=== Records ===

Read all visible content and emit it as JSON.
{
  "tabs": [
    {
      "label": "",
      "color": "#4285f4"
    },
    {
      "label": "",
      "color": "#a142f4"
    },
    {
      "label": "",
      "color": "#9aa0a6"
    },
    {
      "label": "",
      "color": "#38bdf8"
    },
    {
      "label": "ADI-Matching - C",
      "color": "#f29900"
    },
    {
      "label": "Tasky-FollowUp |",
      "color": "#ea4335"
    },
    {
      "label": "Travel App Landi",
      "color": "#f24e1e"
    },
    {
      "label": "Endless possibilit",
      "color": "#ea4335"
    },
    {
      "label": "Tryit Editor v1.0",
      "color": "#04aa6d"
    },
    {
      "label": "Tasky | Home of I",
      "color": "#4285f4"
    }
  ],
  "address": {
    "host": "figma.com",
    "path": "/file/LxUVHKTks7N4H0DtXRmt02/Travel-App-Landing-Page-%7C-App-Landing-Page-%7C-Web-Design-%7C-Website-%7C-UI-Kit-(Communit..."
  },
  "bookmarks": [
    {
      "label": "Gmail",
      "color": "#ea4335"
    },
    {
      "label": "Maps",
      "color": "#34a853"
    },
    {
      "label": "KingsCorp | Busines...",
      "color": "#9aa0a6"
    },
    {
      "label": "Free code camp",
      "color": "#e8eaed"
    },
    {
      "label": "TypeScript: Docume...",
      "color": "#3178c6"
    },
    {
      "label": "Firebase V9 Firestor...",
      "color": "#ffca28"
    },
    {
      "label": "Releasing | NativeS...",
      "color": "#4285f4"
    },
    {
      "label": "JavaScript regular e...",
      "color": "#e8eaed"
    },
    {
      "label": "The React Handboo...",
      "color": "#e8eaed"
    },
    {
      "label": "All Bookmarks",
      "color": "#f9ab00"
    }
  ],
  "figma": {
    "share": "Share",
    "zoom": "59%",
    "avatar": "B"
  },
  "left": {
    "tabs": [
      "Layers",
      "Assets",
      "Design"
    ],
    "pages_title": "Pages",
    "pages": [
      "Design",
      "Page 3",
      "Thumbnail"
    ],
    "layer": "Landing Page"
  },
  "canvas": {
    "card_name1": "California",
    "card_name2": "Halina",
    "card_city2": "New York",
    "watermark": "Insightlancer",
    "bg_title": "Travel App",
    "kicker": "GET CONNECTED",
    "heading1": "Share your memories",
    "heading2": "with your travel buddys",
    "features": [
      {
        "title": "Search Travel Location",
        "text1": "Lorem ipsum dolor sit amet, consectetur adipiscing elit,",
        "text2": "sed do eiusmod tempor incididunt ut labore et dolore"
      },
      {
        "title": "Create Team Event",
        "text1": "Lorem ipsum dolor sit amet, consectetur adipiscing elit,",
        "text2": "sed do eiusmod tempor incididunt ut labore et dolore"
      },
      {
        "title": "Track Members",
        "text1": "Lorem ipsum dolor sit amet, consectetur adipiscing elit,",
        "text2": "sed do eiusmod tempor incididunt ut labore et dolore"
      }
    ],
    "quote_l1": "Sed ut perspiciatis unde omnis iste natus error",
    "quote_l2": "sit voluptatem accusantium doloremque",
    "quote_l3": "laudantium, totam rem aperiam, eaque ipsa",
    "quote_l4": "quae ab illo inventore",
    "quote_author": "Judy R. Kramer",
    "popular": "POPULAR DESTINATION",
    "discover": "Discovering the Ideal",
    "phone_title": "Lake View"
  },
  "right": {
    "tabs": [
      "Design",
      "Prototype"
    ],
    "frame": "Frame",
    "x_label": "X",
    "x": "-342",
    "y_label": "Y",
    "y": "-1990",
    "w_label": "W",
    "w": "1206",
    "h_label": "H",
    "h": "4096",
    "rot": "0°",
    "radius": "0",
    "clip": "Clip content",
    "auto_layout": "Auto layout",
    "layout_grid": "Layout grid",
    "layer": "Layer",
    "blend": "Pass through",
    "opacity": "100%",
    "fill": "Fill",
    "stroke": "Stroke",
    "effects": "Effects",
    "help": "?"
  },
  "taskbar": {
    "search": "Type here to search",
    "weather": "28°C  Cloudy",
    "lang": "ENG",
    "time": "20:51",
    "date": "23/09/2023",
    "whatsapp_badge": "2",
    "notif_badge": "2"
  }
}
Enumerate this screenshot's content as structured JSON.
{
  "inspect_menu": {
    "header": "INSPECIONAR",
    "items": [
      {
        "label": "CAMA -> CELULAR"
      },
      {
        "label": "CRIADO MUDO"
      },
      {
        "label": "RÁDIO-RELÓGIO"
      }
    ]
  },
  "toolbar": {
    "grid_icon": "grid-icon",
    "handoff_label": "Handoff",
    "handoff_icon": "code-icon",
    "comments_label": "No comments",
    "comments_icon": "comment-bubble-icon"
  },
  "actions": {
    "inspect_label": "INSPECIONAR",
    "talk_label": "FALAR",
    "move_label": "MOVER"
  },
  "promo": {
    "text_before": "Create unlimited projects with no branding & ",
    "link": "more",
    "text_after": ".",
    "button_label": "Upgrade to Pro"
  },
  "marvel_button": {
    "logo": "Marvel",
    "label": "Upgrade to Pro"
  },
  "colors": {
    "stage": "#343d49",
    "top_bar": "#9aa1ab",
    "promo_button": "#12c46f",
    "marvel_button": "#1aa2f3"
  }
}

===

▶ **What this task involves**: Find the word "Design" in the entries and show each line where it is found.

▶ **Task solution**:
    "path": "/file/LxUVHKTks7N4H0DtXRmt02/Travel-App-Landing-Page-%7C-App-Landing-Page-%7C-Web-Design-%7C-Website-%7C-UI-Kit-(Communit..."
      "Design"
      "Design",
      "Design",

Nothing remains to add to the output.